BELOW BOILING POINT: NEGOTIATING CONFLICT THRESHOLDS IN DISTRIBUTED WORK
AbstractVirtual teams are no longer well-defined organizations with fixed start and end points, but increasingly, entities with fluid boundaries. Consequently, we need to evolve our understanding of their internal processes. Conflict is one such process that has traditionally been split into discrete categories for examination of individual effects on group outcomes. Instead, the present study examines conflict as a whole by focusing on thresholds of conflict emergence in the unique techno-social context of Free and Open Source Software (FOSS) development. Following interviews with diverse representatives of FOSS teams, a grounded theory approach reveals that conflict develops as a combination of, rather than result of any one technological or social factor. In addition, conflict may change states and evolve over time. Finally, different teams with varying structures may take different approaches to conflict with equally successful outcomes. Findings suggest a re-evaluation of what we know about virtual group processes.
How to Cite

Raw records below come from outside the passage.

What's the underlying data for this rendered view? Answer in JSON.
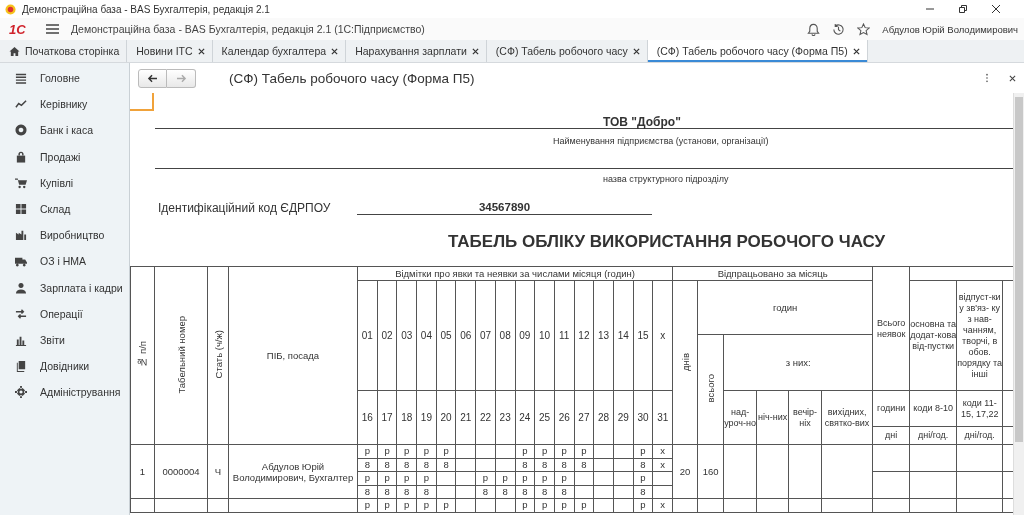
{
  "window": {
    "title": "Демонстраційна база - BAS Бухгалтерія, редакція 2.1"
  },
  "app_bar": {
    "logo": "1С",
    "title": "Демонстраційна база - BAS Бухгалтерія, редакція 2.1  (1С:Підприємство)",
    "user": "Абдулов Юрій Володимирович"
  },
  "tabs": [
    {
      "label": "Початкова сторінка",
      "selected": false,
      "kind": "home"
    },
    {
      "label": "Новини ІТС",
      "selected": false,
      "kind": "closable"
    },
    {
      "label": "Календар бухгалтера",
      "selected": false,
      "kind": "closable"
    },
    {
      "label": "Нарахування зарплати",
      "selected": false,
      "kind": "closable"
    },
    {
      "label": "(СФ) Табель робочого часу",
      "selected": false,
      "kind": "closable"
    },
    {
      "label": "(СФ) Табель робочого часу (Форма П5)",
      "selected": true,
      "kind": "closable"
    }
  ],
  "sidebar": {
    "items": [
      "Головне",
      "Керівнику",
      "Банк і каса",
      "Продажі",
      "Купівлі",
      "Склад",
      "Виробництво",
      "ОЗ і НМА",
      "Зарплата і кадри",
      "Операції",
      "Звіти",
      "Довідники",
      "Адміністрування"
    ]
  },
  "form": {
    "title": "(СФ) Табель робочого часу (Форма П5)",
    "nav_buttons": [
      {
        "kind": "back",
        "disabled": false
      },
      {
        "kind": "forward",
        "disabled": true
      }
    ]
  },
  "document": {
    "company": "ТОВ \"Добро\"",
    "company_caption": "Найменування  підприємства (установи, організації)",
    "department_caption": "назва структурного підрозділу",
    "code_label": "Ідентифікаційний код  ЄДРПОУ",
    "code_value": "34567890",
    "heading": "ТАБЕЛЬ ОБЛІКУ ВИКОРИСТАННЯ РОБОЧОГО ЧАСУ",
    "table": {
      "headers": {
        "number": "№  п/п",
        "tab_number": "Табельний  номер",
        "sex": "Стать  (ч/ж)",
        "name": "ПІБ, посада",
        "marks": "Відмітки  про явки та неявки за числами місяця (годин)",
        "days_1": [
          "01",
          "02",
          "03",
          "04",
          "05",
          "06",
          "07",
          "08",
          "09",
          "10",
          "11",
          "12",
          "13",
          "14",
          "15",
          "х"
        ],
        "days_2": [
          "16",
          "17",
          "18",
          "19",
          "20",
          "21",
          "22",
          "23",
          "24",
          "25",
          "26",
          "27",
          "28",
          "29",
          "30",
          "31"
        ],
        "worked": "Відпрацьовано за місяць",
        "days": "днів",
        "hours": "годин",
        "total": "всього",
        "of_which": "з них:",
        "overtime": "над-уроч-но",
        "night": "ніч-них",
        "evening": "вечір-ніх",
        "holidays": "вихідних, святко-вих",
        "absences": "Всього неявок",
        "absence_hours": "години",
        "absence_days": "дні",
        "leave_main": "основна та додат-кова від-пустки",
        "leave_main_codes": "коди 8-10",
        "leave_main_unit": "дні/год.",
        "leave_study": "відпуст-ки у зв'яз- ку з нав-чанням, творчі, в обов. порядку та інші",
        "leave_study_codes": "коди 11-15, 17,22",
        "leave_study_unit": "дні/год."
      },
      "rows": [
        {
          "number": "1",
          "tab_number": "0000004",
          "sex": "Ч",
          "name": "Абдулов Юрій Володимирович, Бухгалтер",
          "days": "20",
          "hours": "160",
          "marks": [
            {
              "0": "р",
              "1": "р",
              "2": "р",
              "3": "р",
              "4": "р",
              "8": "р",
              "9": "р",
              "10": "р",
              "11": "р",
              "14": "р",
              "15": "х"
            },
            {
              "0": "8",
              "1": "8",
              "2": "8",
              "3": "8",
              "4": "8",
              "8": "8",
              "9": "8",
              "10": "8",
              "11": "8",
              "14": "8",
              "15": "х"
            },
            {
              "0": "р",
              "1": "р",
              "2": "р",
              "3": "р",
              "6": "р",
              "7": "р",
              "8": "р",
              "9": "р",
              "10": "р",
              "14": "р"
            },
            {
              "0": "8",
              "1": "8",
              "2": "8",
              "3": "8",
              "6": "8",
              "7": "8",
              "8": "8",
              "9": "8",
              "10": "8",
              "14": "8"
            }
          ]
        },
        {
          "marks": [
            {
              "0": "р",
              "1": "р",
              "2": "р",
              "3": "р",
              "4": "р",
              "8": "р",
              "9": "р",
              "10": "р",
              "11": "р",
              "14": "р",
              "15": "х"
            }
          ]
        }
      ]
    }
  }
}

Filipova, A., & Cho, H. (2018). BELOW BOILING POINT: NEGOTIATING CONFLICT THRESHOLDS IN DISTRIBUTED WORK. AoIR Selected Papers of Internet Research, 4. Retrieved from https://journals.uic.edu/ojs/index.php/spir/article/view/8463